‘Survival English ESOL’ is a flexible programme aiming to equip those possessing basic language abilities with essential English skills. We encourage social connections and familiarity with local community and culture.
The programme will build learner confidence to engage in further learning and utilise established relationships with ESOL providers to provide progression routes.
WEA ‘Survival English’ ESOL courses are designed to meet the complex needs of learners who may have limited first language skills in addition to varying skills and confidence in reading, speaking, listening and writing in English. Learners gain basic English language skills, build the confidence and understanding necessary to support their integration into Scottish society, make social connections and attain some cultural knowledge.
Our approach to building a curriculum is to start with a framework but to adapt to suit particular needs of learners in any given group in order to maximise progress and engagement with the learning process.
A common format would be 20 x 2 hour sessions totalling 40 hours. In each week there would be 2 sessions over 10 weeks. However the programmes can be tailored to meet the requirements of specific project partners and learning outcomes.
Throughout the course each participating individual’s English language skills are assessed and recorded in their own Individual or Group Learning Plan (G/ ILP). G/ ILPs are a record of the learning progress individuals/ groups have made and are an effective tool in identifying future learning needs and provision. They facilitate the identification of learning goals and provide opportunities for reflection on progress. The final review provides a written record of progress and celebrates achievement.
• have opportunities to discuss progress with the tutor and other students
• receive feedback through individual discussions with the tutor and other students
• be encouraged to share their work and learning with the group
The target audience are refugees, asylum seekers and others who would gain from the provision e.g. some learners have come from settled communities and have experienced long term isolation from the wider city community and English language due to cultural norms, traditional gender roles etc.
Overall ESOL language levels should be assessed between Literacy (defined by the Glasgow ESOL partnership as ‘students may have varying levels of speaking and listening but very little or no knowledge of Roman script, reading and writing’) and Elementary. (CEF levels A0, A1)
By the end of the course students will be able to:-
1. communicate more easily with others
2. better able to read, write, speak and listen to basic English
3. be more confident to access further learning opportunities
4. be more aware of local words, pronunciation, accents
5. access local services
This course offers progression pathways through partnership working.
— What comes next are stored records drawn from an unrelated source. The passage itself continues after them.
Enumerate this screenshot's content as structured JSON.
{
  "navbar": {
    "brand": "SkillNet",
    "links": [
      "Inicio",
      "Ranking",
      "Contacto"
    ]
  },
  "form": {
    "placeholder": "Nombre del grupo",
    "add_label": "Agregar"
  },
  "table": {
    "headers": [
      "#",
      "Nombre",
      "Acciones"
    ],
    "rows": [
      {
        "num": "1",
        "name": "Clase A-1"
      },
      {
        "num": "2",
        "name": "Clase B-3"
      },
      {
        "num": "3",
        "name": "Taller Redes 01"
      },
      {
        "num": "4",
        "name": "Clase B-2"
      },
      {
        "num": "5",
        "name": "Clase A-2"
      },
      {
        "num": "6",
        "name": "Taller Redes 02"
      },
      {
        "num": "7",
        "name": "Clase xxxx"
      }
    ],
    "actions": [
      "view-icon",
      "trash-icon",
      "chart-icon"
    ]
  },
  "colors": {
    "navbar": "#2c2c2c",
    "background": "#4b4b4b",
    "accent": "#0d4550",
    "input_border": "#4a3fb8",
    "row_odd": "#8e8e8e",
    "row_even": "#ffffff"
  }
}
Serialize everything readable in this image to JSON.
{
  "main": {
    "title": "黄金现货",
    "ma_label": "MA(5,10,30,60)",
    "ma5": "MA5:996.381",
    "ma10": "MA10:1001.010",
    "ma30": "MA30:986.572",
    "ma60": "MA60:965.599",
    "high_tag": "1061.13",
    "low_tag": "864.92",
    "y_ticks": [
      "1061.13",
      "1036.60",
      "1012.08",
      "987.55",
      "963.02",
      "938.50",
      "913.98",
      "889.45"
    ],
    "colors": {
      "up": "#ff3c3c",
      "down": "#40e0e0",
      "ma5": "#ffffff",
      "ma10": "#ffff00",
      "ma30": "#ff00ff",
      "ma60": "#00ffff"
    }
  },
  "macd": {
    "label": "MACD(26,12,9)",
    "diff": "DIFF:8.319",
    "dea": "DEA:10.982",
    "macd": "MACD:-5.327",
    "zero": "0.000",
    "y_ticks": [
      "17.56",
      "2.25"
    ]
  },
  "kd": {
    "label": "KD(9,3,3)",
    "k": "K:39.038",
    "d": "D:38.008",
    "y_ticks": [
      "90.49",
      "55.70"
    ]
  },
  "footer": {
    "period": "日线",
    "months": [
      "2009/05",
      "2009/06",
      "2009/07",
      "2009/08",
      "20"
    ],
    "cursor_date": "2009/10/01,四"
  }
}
WEA partners include the City of Glasgow College, Kelvin College, Glasgow Clyde College, Glasgow Life (CLD) and the ESOL Forum. The partners aim to coordinate initial assessment and ESOL provision in the city. The Glasgow ESOL Register plays a key role and consists of a common database and register of interest, which all providers populate and then use to offer courses. The result is a clearer picture of the ESOL need in the city and the ability to plan to meet them as a partnership. It aims to eliminate duplication within waiting lists and reduce learner waiting time when accessing provision.
WEA is able to offer progression to learners as well as refer learners who are not suitable for Survival English classes on to other more appropriate provision.